Dogfight also offers plenty of dramatic irony (meaning we know something that the characters don’t). Act Two begins with the guys singing that when their tour of duty is done, they’ll receive a “Hometown Hero’s Ticker Tape Parade.” But when Eddie comes marching home again (as the only surviving B), there are no hurrahs. His prediction was literally worth spit -- as a female flower child expectorates right in his face for fighting in this war that she deems unjust.

John Waters, who wrote and directed the film of Hairspray, has often said that what greatly thrilled him about the stage show is that future productions would allow a heavy-set girl to play a lead and not just a chorus role. That’s also true of Dogfight. In fact, none of your performers need be conventionally attractive, let alone beautiful or handsome. If your young men are, you should pardon the expression, dogs, the show gains an irony. Ugly guys are often all too willing to overlook their own deficiencies while being hypercritical if a girl's second toe is longer than her big one.

However, if all you do have on hand are dazzlingly pretty women, remember that they can be made to look ugly. Passion taught us that when the beautiful Donna Murphy morphed into the hideous Fosca.

Rose, however, should have a lovely voice to indicate her inner beauty. She should also be able to play the guitar in at least rudimentary fashion, for the character is an amateur folksinger to boot.

Although a scene at a dance is central to the story, Dogfight is not a dance-heavy show. None of your performers need be good dancers; in fact, you might get a smile or two out of your audience if the young women clomp around awkwardly and the young men do even worse.

You’ll need uniforms for both your Marines and your waitresses. For the latter, get those sexless waitress dresses made from fabric so cheap and thin that it's almost translucent. And who at Harvard gets the credit for the great detail when Rose got all dressed up for her big date – and inadvertently had a bra strap casually showing?
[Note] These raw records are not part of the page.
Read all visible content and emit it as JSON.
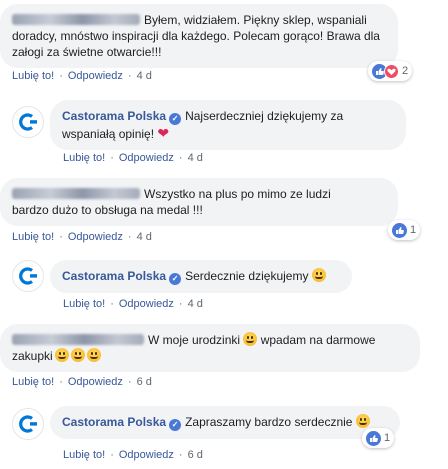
{
  "comments": [
    {
      "text": "Byłem, widziałem. Piękny sklep, wspaniali doradcy, mnóstwo inspiracji dla każdego. Polecam gorąco! Brawa dla załogi za świetne otwarcie!!!",
      "like_label": "Lubię to!",
      "reply_label": "Odpowiedz",
      "time": "4 d",
      "reactions_count": "2"
    },
    {
      "author": "Castorama Polska",
      "text": "Najserdeczniej dziękujemy za wspaniałą opinię!",
      "like_label": "Lubię to!",
      "reply_label": "Odpowiedz",
      "time": "4 d"
    },
    {
      "text": "Wszystko na plus po mimo ze ludzi bardzo dużo to obsługa na medal !!!",
      "like_label": "Lubię to!",
      "reply_label": "Odpowiedz",
      "time": "4 d",
      "reactions_count": "1"
    },
    {
      "author": "Castorama Polska",
      "text": "Serdecznie dziękujemy",
      "like_label": "Lubię to!",
      "reply_label": "Odpowiedz",
      "time": "4 d"
    },
    {
      "text_part1": "W moje urodzinki",
      "text_part2": "wpadam na darmowe zakupki",
      "like_label": "Lubię to!",
      "reply_label": "Odpowiedz",
      "time": "6 d"
    },
    {
      "author": "Castorama Polska",
      "text": "Zapraszamy bardzo serdecznie",
      "like_label": "Lubię to!",
      "reply_label": "Odpowiedz",
      "time": "6 d",
      "reactions_count": "1"
    }
  ],
  "dot": "·",
  "icons": {
    "verified": "verified-badge-icon",
    "like": "like-reaction-icon",
    "love": "love-reaction-icon",
    "logo": "castorama-logo-icon"
  },
  "colors": {
    "link": "#385898",
    "bubble": "#f2f3f5",
    "like": "#4a78d6",
    "love": "#ee4d63",
    "brand": "#0078d7"
  }
}
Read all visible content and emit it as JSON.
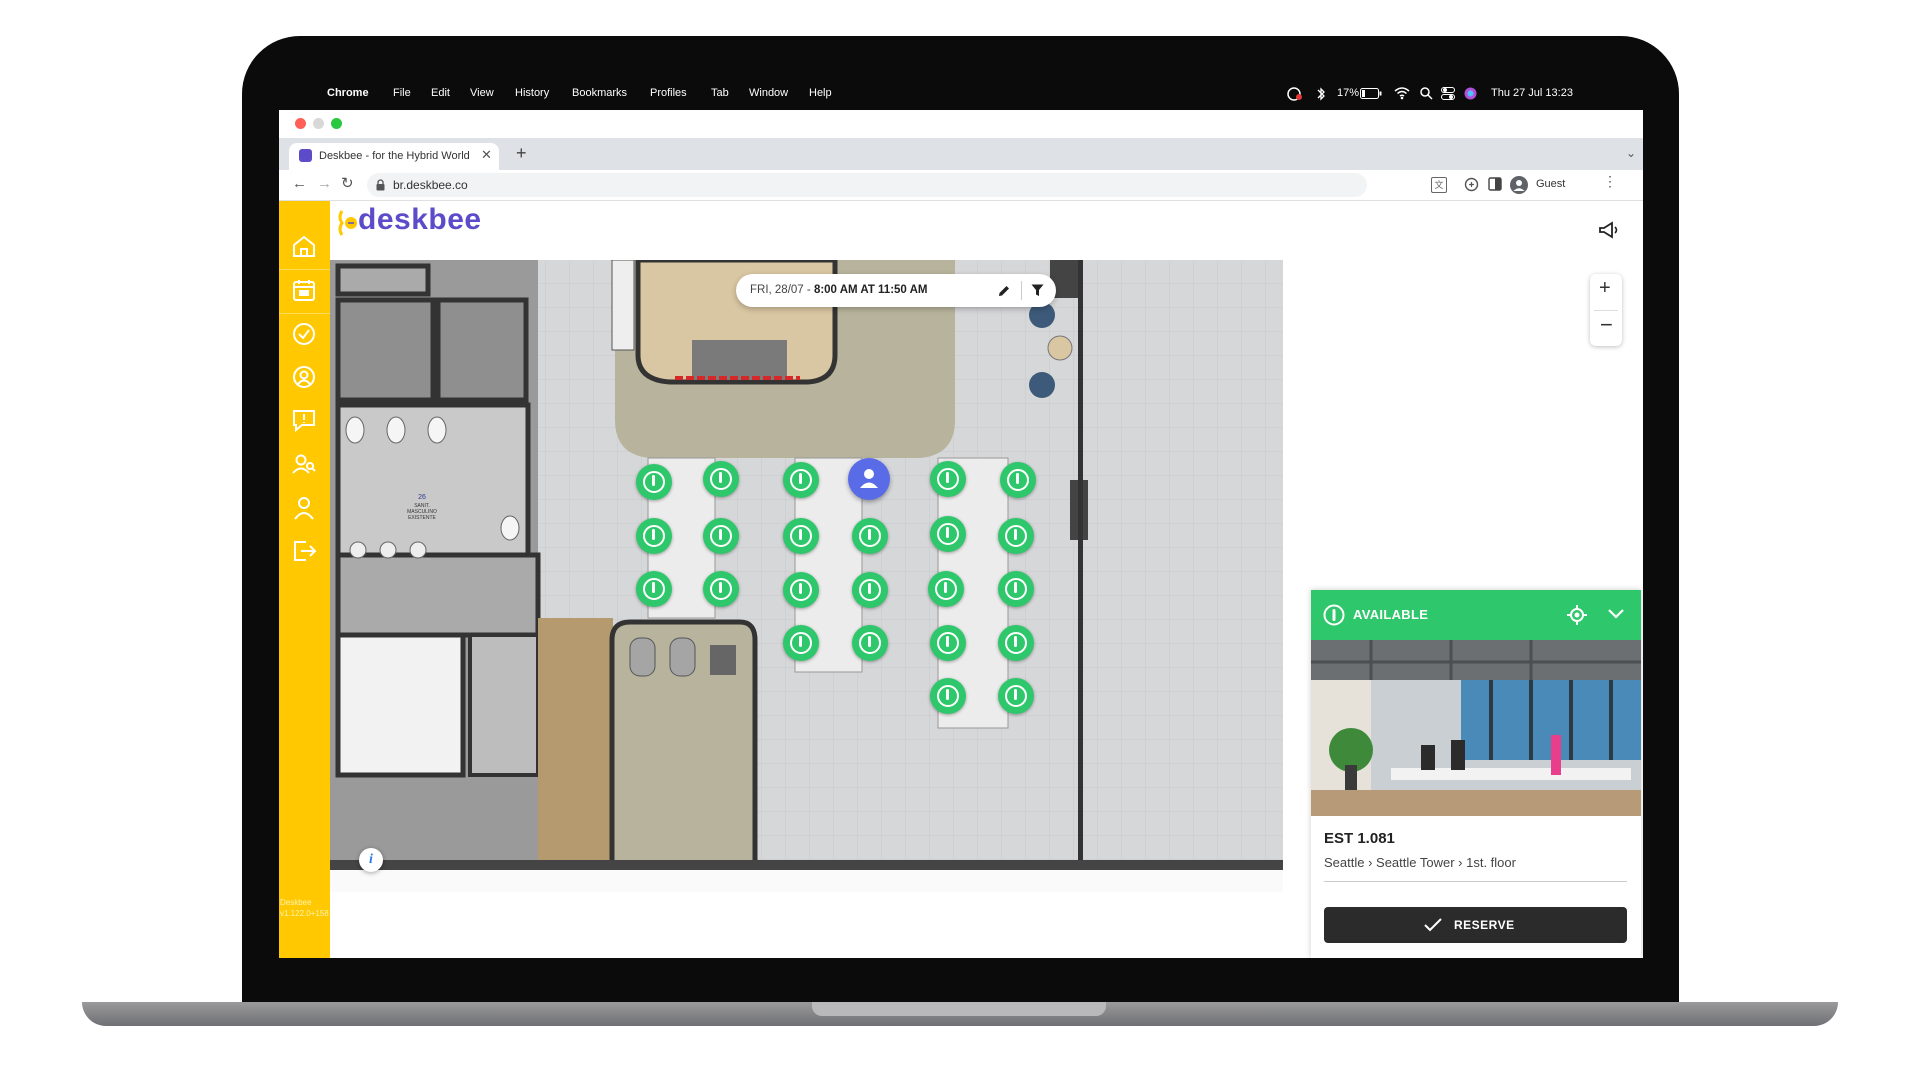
{
  "menubar": {
    "app_name": "Chrome",
    "items": [
      "File",
      "Edit",
      "View",
      "History",
      "Bookmarks",
      "Profiles",
      "Tab",
      "Window",
      "Help"
    ],
    "battery": "17%",
    "datetime": "Thu 27 Jul  13:23"
  },
  "browser": {
    "tab_title": "Deskbee - for the Hybrid World",
    "url": "br.deskbee.co",
    "profile": "Guest"
  },
  "app": {
    "brand": "deskbee",
    "version_line1": "Deskbee",
    "version_line2": "v1.122.0+158",
    "sidebar_icons": [
      "home-icon",
      "calendar-icon",
      "check-circle-icon",
      "location-user-icon",
      "alert-chat-icon",
      "people-search-icon",
      "user-icon",
      "logout-icon"
    ]
  },
  "schedule": {
    "date": "FRI, 28/07",
    "separator": " - ",
    "time": "8:00 AM AT 11:50 AM"
  },
  "map": {
    "room_number": "26",
    "room_label_1": "SANIT.",
    "room_label_2": "MASCULINO",
    "room_label_3": "EXISTENTE"
  },
  "panel": {
    "status": "AVAILABLE",
    "desk_code": "EST 1.081",
    "location": "Seattle › Seattle Tower › 1st. floor",
    "reserve_label": "RESERVE"
  },
  "colors": {
    "sidebar": "#ffc800",
    "available": "#2fc76b",
    "occupied": "#5a6be8",
    "brand_text": "#5d4cc9"
  }
}
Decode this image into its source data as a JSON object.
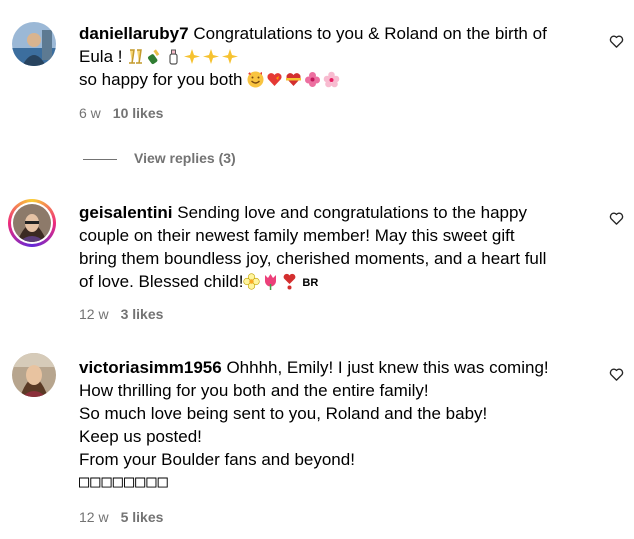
{
  "comments": [
    {
      "username": "daniellaruby7",
      "lines": [
        "Congratulations to you & Roland on the birth of",
        "Eula !",
        "so happy for you both"
      ],
      "time": "6 w",
      "likes": "10 likes",
      "emoji_line2": [
        "clinking-glasses",
        "champagne-bottle",
        "baby-bottle",
        "sparkles",
        "sparkles",
        "sparkles"
      ],
      "emoji_line3": [
        "smiling-hearts-face",
        "heart-on-fire",
        "red-heart-ribbon",
        "hibiscus",
        "cherry-blossom"
      ]
    },
    {
      "username": "geisalentini",
      "lines": [
        "Sending love and congratulations to the happy",
        "couple on their newest family member! May this sweet gift",
        "bring them boundless joy, cherished moments, and a heart full",
        "of love. Blessed child!"
      ],
      "tag": "BR",
      "time": "12 w",
      "likes": "3 likes",
      "emoji_line4": [
        "blossom",
        "tulip",
        "heart-exclamation"
      ]
    },
    {
      "username": "victoriasimm1956",
      "lines": [
        "Ohhhh, Emily! I just knew this was coming!",
        "How thrilling for you both and the entire family!",
        "So much love being sent to you, Roland and the baby!",
        "Keep us posted!",
        "From your Boulder fans and beyond!",
        "□□□□□□□□"
      ],
      "time": "12 w",
      "likes": "5 likes"
    }
  ],
  "view_replies": "View replies (3)",
  "colors": {
    "meta_text": "#737373",
    "story_ring": [
      "#f9ce34",
      "#ee2a7b",
      "#6228d7"
    ]
  }
}
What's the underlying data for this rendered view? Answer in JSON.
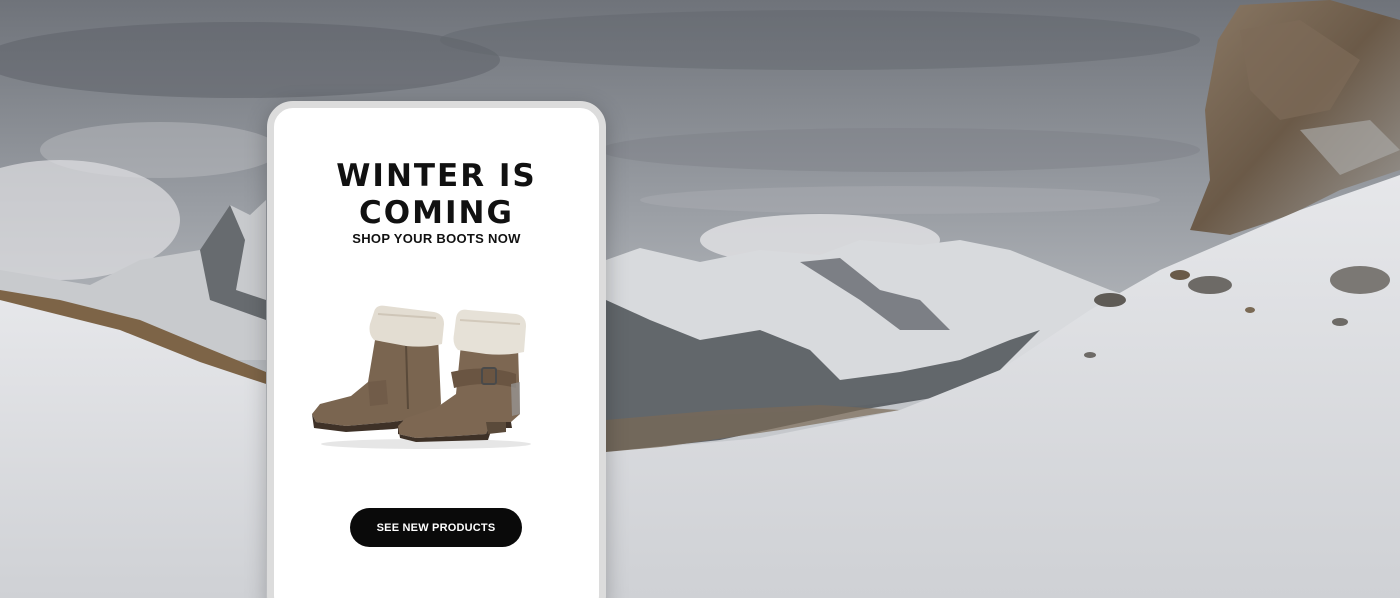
{
  "banner": {
    "headline_line1": "WINTER IS",
    "headline_line2": "COMING",
    "subheadline": "SHOP YOUR BOOTS NOW",
    "cta_label": "SEE NEW PRODUCTS"
  },
  "colors": {
    "card_background": "#ffffff",
    "card_border": "#dcdcdc",
    "cta_background": "#0a0a0a",
    "cta_text": "#ffffff",
    "headline_text": "#111111"
  },
  "icons": {
    "product_image": "ankle-boots-with-fur-cuff"
  }
}
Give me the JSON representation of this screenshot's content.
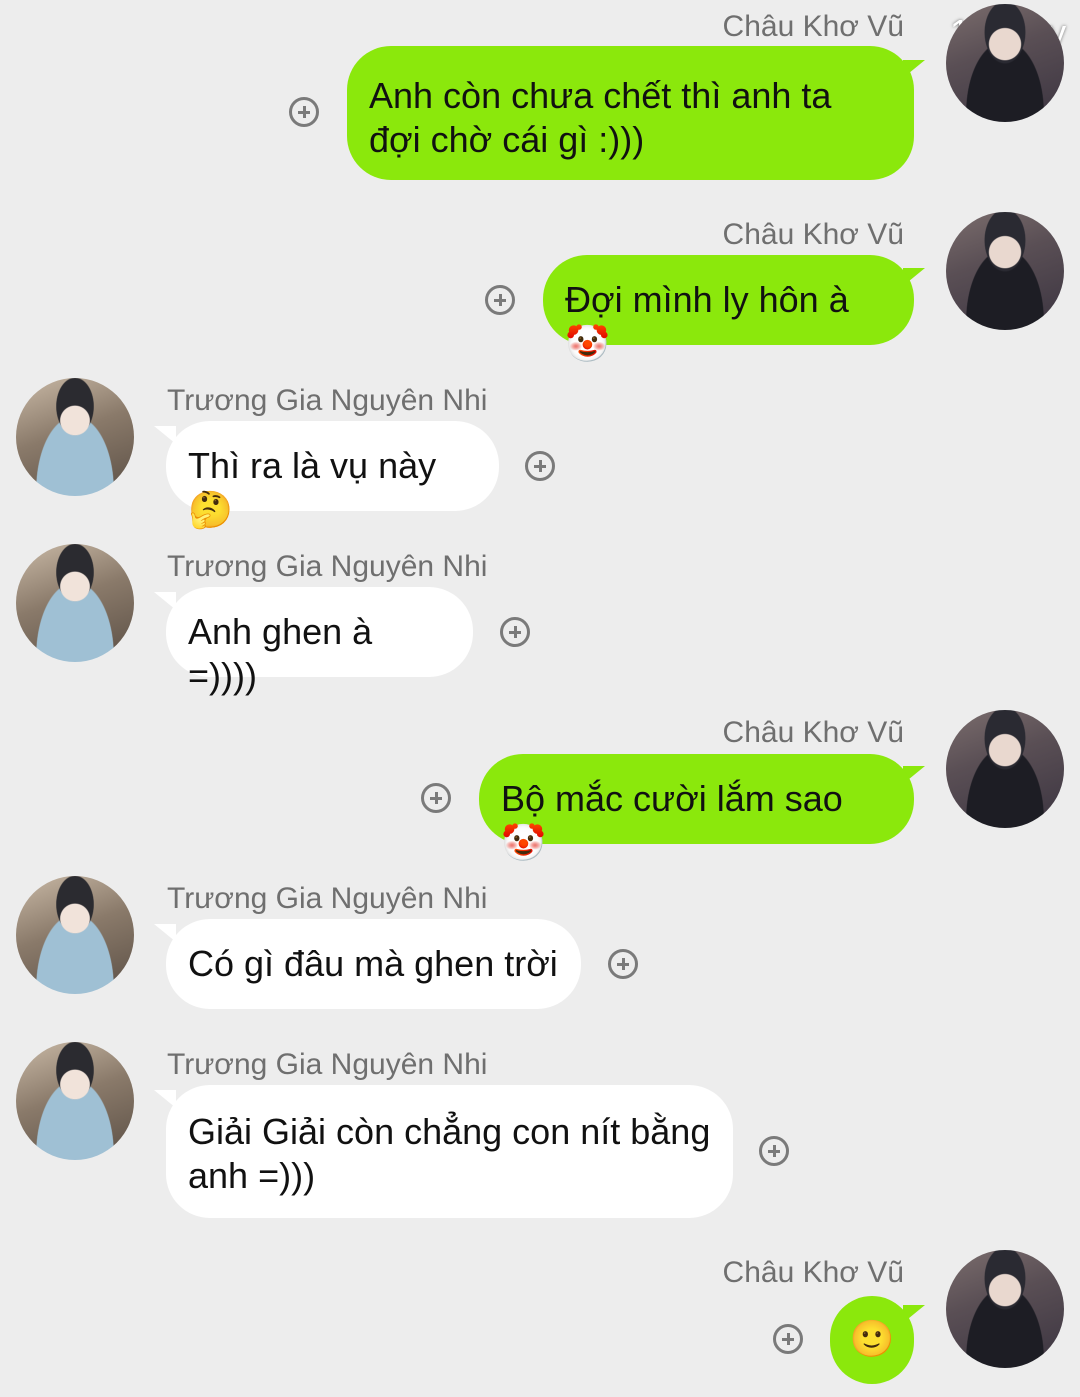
{
  "watermark": "135 joy",
  "messages": [
    {
      "sender": "Châu Khơ Vũ",
      "text": "Anh còn chưa chết thì anh ta đợi chờ cái gì :)))"
    },
    {
      "sender": "Châu Khơ Vũ",
      "text": "Đợi mình ly hôn à 🤡"
    },
    {
      "sender": "Trương Gia Nguyên Nhi",
      "text": "Thì ra là vụ này 🤔"
    },
    {
      "sender": "Trương Gia Nguyên Nhi",
      "text": "Anh ghen à =))))"
    },
    {
      "sender": "Châu Khơ Vũ",
      "text": "Bộ mắc cười lắm sao 🤡"
    },
    {
      "sender": "Trương Gia Nguyên Nhi",
      "text": "Có gì đâu mà ghen trời"
    },
    {
      "sender": "Trương Gia Nguyên Nhi",
      "text": "Giải Giải còn chẳng con nít bằng anh =)))"
    },
    {
      "sender": "Châu Khơ Vũ",
      "text": "🙂"
    }
  ],
  "colors": {
    "background": "#ededed",
    "outgoing_bubble": "#8be80c",
    "incoming_bubble": "#ffffff",
    "name_text": "#6f6f6f"
  },
  "icons": {
    "add_reaction": "plus-circle-icon",
    "avatar": "user-avatar"
  }
}
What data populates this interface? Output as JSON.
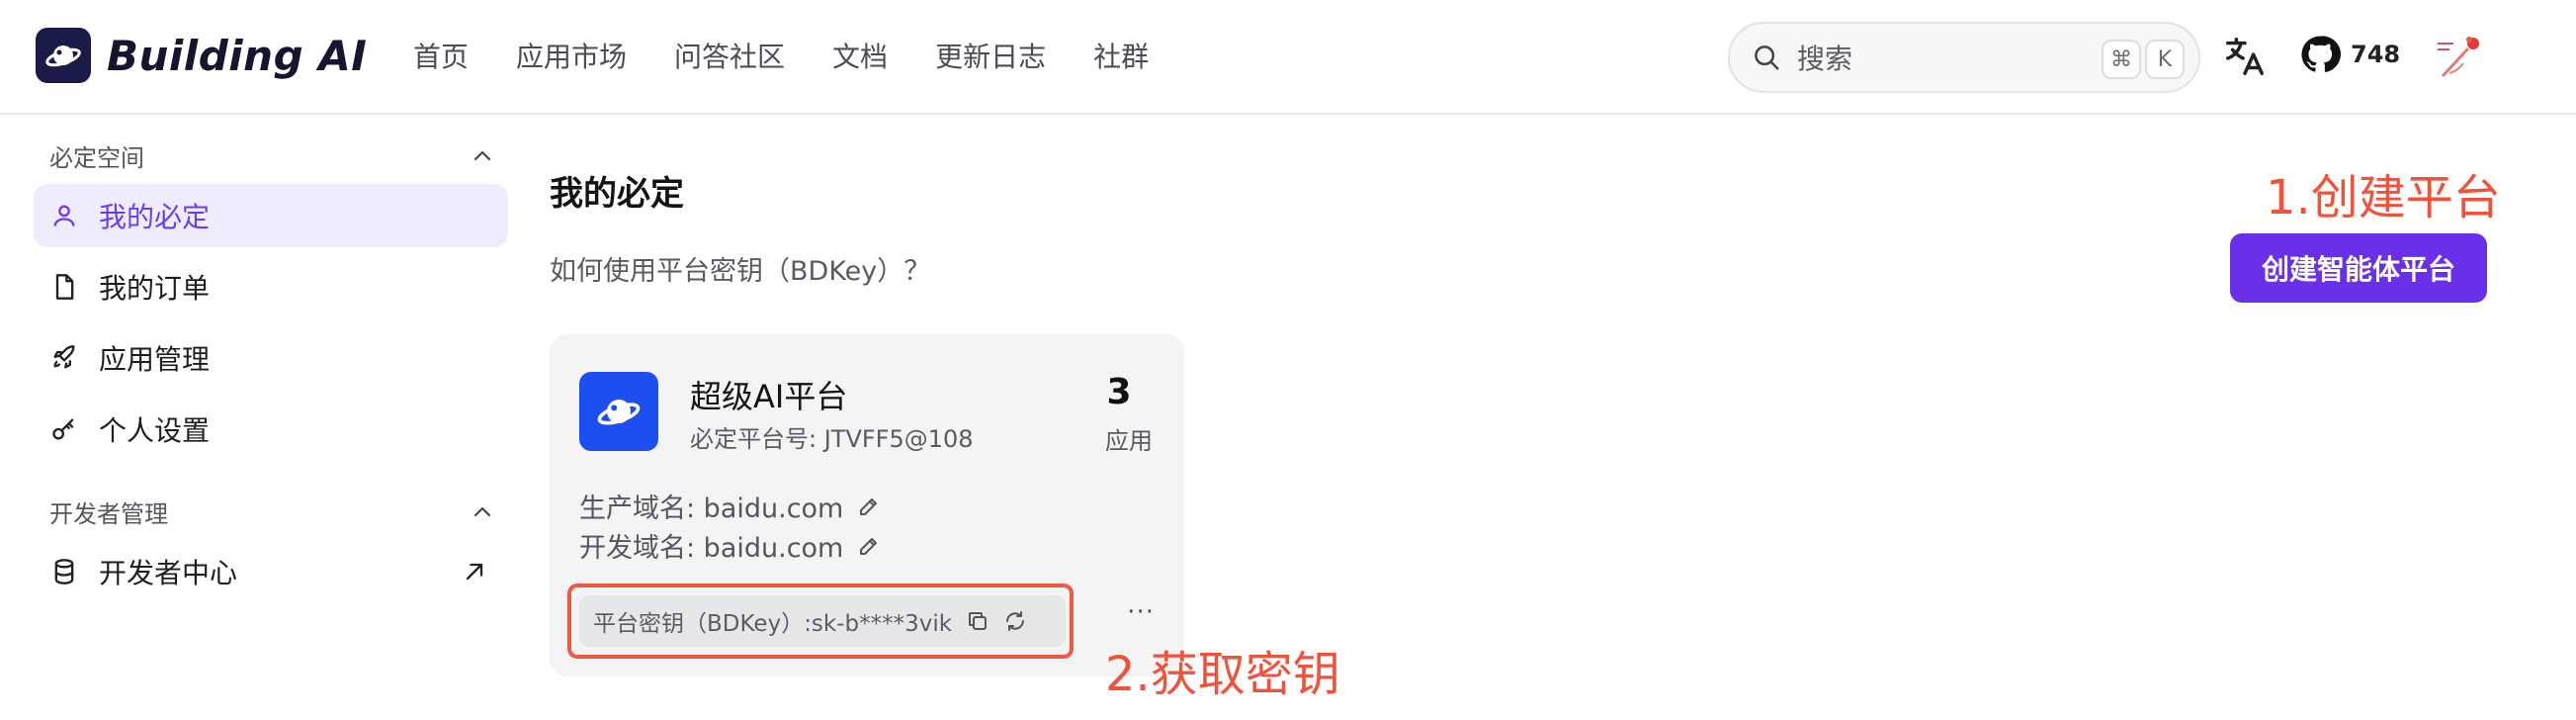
{
  "header": {
    "brand": "Building AI",
    "nav": [
      "首页",
      "应用市场",
      "问答社区",
      "文档",
      "更新日志",
      "社群"
    ],
    "search": {
      "placeholder": "搜索",
      "shortcut_key_1": "⌘",
      "shortcut_key_2": "K"
    },
    "github_stars": "748"
  },
  "sidebar": {
    "groups": [
      {
        "title": "必定空间",
        "items": [
          {
            "label": "我的必定",
            "icon": "user-icon",
            "active": true
          },
          {
            "label": "我的订单",
            "icon": "file-icon",
            "active": false
          },
          {
            "label": "应用管理",
            "icon": "rocket-icon",
            "active": false
          },
          {
            "label": "个人设置",
            "icon": "key-icon",
            "active": false
          }
        ]
      },
      {
        "title": "开发者管理",
        "items": [
          {
            "label": "开发者中心",
            "icon": "database-icon",
            "active": false
          }
        ]
      }
    ]
  },
  "main": {
    "title": "我的必定",
    "help_link": "如何使用平台密钥（BDKey）？",
    "create_button": "创建智能体平台",
    "card": {
      "name": "超级AI平台",
      "platform_id": "必定平台号: JTVFF5@108",
      "app_count": "3",
      "app_count_label": "应用",
      "prod_domain": "生产域名: baidu.com",
      "dev_domain": "开发域名: baidu.com",
      "key": "平台密钥（BDKey）:sk-b****3vik"
    }
  },
  "annotations": {
    "step1": "1.创建平台",
    "step2": "2.获取密钥"
  },
  "colors": {
    "accent": "#6a2fe8",
    "active_bg": "#efedfd",
    "annotation": "#f0533b",
    "card_logo": "#1d4ff0"
  }
}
Was it Taylor Kay Phillips, the marvelous actress who played Rose, male costume designer Andrew Gelfand or female costume designer Tess Davison?

If there are parents who still prefer that their sons have short hair, Dogfight will make them happy even before the show starts performances. After all, short military haircuts are a must.

One thing wasn’t quite clear in Edick’s production. Marcy, one of the young women brought to the dogfight, expects to win because her front teeth are missing. She shows this affliction to Rose by popping out her false front teeth. The way Edick staged it, we couldn’t see what the problem was.

Because you can’t count on having a girl with genuine false front teeth, you must find a way to blacken her actual teeth and then find a device that can be snapped on in front of them.

If all else fails, contact the fathers of Alan (Little Shop of Horrors) Menken or Matthew (Elf) Sklar. Both are dentists, and are undoubtedly sympathetic to the needs of musicals.

You may e-mail Peter at Check out his weekly column each Tuesday at and each Friday at His new book, Strippers, Showgirls, and Sharks – a Very Opinionated History of the Broadway Musicals That Did Not Win the Tony Award is now available at